- _ASSIGNMENT_: Your output should contain every record, unchanged.
### THE DATA
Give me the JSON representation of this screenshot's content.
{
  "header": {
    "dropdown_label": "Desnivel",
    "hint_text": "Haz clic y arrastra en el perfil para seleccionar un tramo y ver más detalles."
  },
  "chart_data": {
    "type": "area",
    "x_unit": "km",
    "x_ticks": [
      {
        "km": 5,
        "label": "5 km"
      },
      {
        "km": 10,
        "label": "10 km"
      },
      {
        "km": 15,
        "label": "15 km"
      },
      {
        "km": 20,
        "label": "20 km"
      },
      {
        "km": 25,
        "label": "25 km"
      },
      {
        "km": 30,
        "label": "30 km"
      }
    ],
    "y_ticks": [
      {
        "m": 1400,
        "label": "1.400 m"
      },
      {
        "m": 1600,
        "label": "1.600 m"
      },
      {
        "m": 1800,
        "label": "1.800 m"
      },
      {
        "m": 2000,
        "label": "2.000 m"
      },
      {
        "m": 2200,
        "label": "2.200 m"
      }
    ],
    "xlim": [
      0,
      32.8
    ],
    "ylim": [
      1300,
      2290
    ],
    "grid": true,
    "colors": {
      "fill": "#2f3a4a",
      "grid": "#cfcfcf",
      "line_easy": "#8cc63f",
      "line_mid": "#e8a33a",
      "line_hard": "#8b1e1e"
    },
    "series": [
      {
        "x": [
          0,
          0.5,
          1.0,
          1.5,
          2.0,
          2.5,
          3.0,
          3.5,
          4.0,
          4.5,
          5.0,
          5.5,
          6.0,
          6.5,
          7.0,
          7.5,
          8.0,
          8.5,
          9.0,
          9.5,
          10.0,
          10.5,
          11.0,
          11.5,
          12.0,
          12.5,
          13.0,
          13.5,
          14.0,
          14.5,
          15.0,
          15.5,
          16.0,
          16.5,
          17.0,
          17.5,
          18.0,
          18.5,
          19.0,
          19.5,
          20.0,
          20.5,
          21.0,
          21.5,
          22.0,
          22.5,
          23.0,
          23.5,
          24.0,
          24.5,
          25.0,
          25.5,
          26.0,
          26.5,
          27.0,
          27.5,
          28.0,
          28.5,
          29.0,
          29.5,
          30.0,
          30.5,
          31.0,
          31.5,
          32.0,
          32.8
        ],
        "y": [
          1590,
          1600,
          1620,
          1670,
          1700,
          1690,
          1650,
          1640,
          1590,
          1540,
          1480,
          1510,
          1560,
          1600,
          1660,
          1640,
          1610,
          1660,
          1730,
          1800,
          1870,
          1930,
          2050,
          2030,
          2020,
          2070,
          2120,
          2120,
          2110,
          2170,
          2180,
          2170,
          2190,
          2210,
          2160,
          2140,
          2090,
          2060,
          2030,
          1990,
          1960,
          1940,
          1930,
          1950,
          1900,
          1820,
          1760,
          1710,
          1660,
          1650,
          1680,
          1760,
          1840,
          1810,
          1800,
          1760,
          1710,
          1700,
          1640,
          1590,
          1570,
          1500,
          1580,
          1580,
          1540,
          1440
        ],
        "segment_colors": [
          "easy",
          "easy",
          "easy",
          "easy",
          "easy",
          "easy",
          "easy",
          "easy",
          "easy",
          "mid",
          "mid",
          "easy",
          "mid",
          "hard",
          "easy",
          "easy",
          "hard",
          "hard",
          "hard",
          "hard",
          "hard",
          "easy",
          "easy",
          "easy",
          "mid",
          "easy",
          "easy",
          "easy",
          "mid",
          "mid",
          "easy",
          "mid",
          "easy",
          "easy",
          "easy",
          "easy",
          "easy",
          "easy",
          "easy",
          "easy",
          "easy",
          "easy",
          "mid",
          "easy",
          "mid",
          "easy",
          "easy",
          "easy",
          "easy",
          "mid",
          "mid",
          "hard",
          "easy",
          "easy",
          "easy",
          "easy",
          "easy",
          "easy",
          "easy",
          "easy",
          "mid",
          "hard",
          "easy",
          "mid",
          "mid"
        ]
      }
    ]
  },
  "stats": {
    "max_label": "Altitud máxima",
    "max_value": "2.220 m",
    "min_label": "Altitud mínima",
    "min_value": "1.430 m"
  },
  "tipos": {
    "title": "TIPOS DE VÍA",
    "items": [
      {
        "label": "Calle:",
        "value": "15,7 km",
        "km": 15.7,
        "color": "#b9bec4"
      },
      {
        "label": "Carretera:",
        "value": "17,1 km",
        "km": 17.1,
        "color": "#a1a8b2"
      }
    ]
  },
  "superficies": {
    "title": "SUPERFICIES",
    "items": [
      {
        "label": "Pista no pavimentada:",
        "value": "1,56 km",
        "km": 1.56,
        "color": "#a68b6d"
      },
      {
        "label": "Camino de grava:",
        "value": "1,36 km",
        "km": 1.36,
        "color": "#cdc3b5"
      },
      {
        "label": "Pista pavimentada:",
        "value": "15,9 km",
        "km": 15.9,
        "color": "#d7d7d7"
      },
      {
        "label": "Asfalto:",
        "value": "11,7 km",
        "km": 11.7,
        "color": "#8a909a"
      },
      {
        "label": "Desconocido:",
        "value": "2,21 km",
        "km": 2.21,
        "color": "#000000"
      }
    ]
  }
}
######
- _SOLVED PROBLEM_:
Give me the JSON representation of this screenshot's content.
{
  "header": {
    "dropdown_label": "Desnivel",
    "hint_text": "Haz clic y arrastra en el perfil para seleccionar un tramo y ver más detalles."
  },
  "chart_data": {
    "type": "area",
    "x_unit": "km",
    "x_ticks": [
      {
        "km": 5,
        "label": "5 km"
      },
      {
        "km": 10,
        "label": "10 km"
      },
      {
        "km": 15,
        "label": "15 km"
      },
      {
        "km": 20,
        "label": "20 km"
      },
      {
        "km": 25,
        "label": "25 km"
      },
      {
        "km": 30,
        "label": "30 km"
      }
    ],
    "y_ticks": [
      {
        "m": 1400,
        "label": "1.400 m"
      },
      {
        "m": 1600,
        "label": "1.600 m"
      },
      {
        "m": 1800,
        "label": "1.800 m"
      },
      {
        "m": 2000,
        "label": "2.000 m"
      },
      {
        "m": 2200,
        "label": "2.200 m"
      }
    ],
    "xlim": [
      0,
      32.8
    ],
    "ylim": [
      1300,
      2290
    ],
    "grid": true,
    "colors": {
      "fill": "#2f3a4a",
      "grid": "#cfcfcf",
      "line_easy": "#8cc63f",
      "line_mid": "#e8a33a",
      "line_hard": "#8b1e1e"
    },
    "series": [
      {
        "x": [
          0,
          0.5,
          1.0,
          1.5,
          2.0,
          2.5,
          3.0,
          3.5,
          4.0,
          4.5,
          5.0,
          5.5,
          6.0,
          6.5,
          7.0,
          7.5,
          8.0,
          8.5,
          9.0,
          9.5,
          10.0,
          10.5,
          11.0,
          11.5,
          12.0,
          12.5,
          13.0,
          13.5,
          14.0,
          14.5,
          15.0,
          15.5,
          16.0,
          16.5,
          17.0,
          17.5,
          18.0,
          18.5,
          19.0,
          19.5,
          20.0,
          20.5,
          21.0,
          21.5,
          22.0,
          22.5,
          23.0,
          23.5,
          24.0,
          24.5,
          25.0,
          25.5,
          26.0,
          26.5,
          27.0,
          27.5,
          28.0,
          28.5,
          29.0,
          29.5,
          30.0,
          30.5,
          31.0,
          31.5,
          32.0,
          32.8
        ],
        "y": [
          1590,
          1600,
          1620,
          1670,
          1700,
          1690,
          1650,
          1640,
          1590,
          1540,
          1480,
          1510,
          1560,
          1600,
          1660,
          1640,
          1610,
          1660,
          1730,
          1800,
          1870,
          1930,
          2050,
          2030,
          2020,
          2070,
          2120,
          2120,
          2110,
          2170,
          2180,
          2170,
          2190,
          2210,
          2160,
          2140,
          2090,
          2060,
          2030,
          1990,
          1960,
          1940,
          1930,
          1950,
          1900,
          1820,
          1760,
          1710,
          1660,
          1650,
          1680,
          1760,
          1840,
          1810,
          1800,
          1760,
          1710,
          1700,
          1640,
          1590,
          1570,
          1500,
          1580,
          1580,
          1540,
          1440
        ],
        "segment_colors": [
          "easy",
          "easy",
          "easy",
          "easy",
          "easy",
          "easy",
          "easy",
          "easy",
          "easy",
          "mid",
          "mid",
          "easy",
          "mid",
          "hard",
          "easy",
          "easy",
          "hard",
          "hard",
          "hard",
          "hard",
          "hard",
          "easy",
          "easy",
          "easy",
          "mid",
          "easy",
          "easy",
          "easy",
          "mid",
          "mid",
          "easy",
          "mid",
          "easy",
          "easy",
          "easy",
          "easy",
          "easy",
          "easy",
          "easy",
          "easy",
          "easy",
          "easy",
          "mid",
          "easy",
          "mid",
          "easy",
          "easy",
          "easy",
          "easy",
          "mid",
          "mid",
          "hard",
          "easy",
          "easy",
          "easy",
          "easy",
          "easy",
          "easy",
          "easy",
          "easy",
          "mid",
          "hard",
          "easy",
          "mid",
          "mid"
        ]
      }
    ]
  },
  "stats": {
    "max_label": "Altitud máxima",
    "max_value": "2.220 m",
    "min_label": "Altitud mínima",
    "min_value": "1.430 m"
  },
  "tipos": {
    "title": "TIPOS DE VÍA",
    "items": [
      {
        "label": "Calle:",
        "value": "15,7 km",
        "km": 15.7,
        "color": "#b9bec4"
      },
      {
        "label": "Carretera:",
        "value": "17,1 km",
        "km": 17.1,
        "color": "#a1a8b2"
      }
    ]
  },
  "superficies": {
    "title": "SUPERFICIES",
    "items": [
      {
        "label": "Pista no pavimentada:",
        "value": "1,56 km",
        "km": 1.56,
        "color": "#a68b6d"
      },
      {
        "label": "Camino de grava:",
        "value": "1,36 km",
        "km": 1.36,
        "color": "#cdc3b5"
      },
      {
        "label": "Pista pavimentada:",
        "value": "15,9 km",
        "km": 15.9,
        "color": "#d7d7d7"
      },
      {
        "label": "Asfalto:",
        "value": "11,7 km",
        "km": 11.7,
        "color": "#8a909a"
      },
      {
        "label": "Desconocido:",
        "value": "2,21 km",
        "km": 2.21,
        "color": "#000000"
      }
    ]
  }
}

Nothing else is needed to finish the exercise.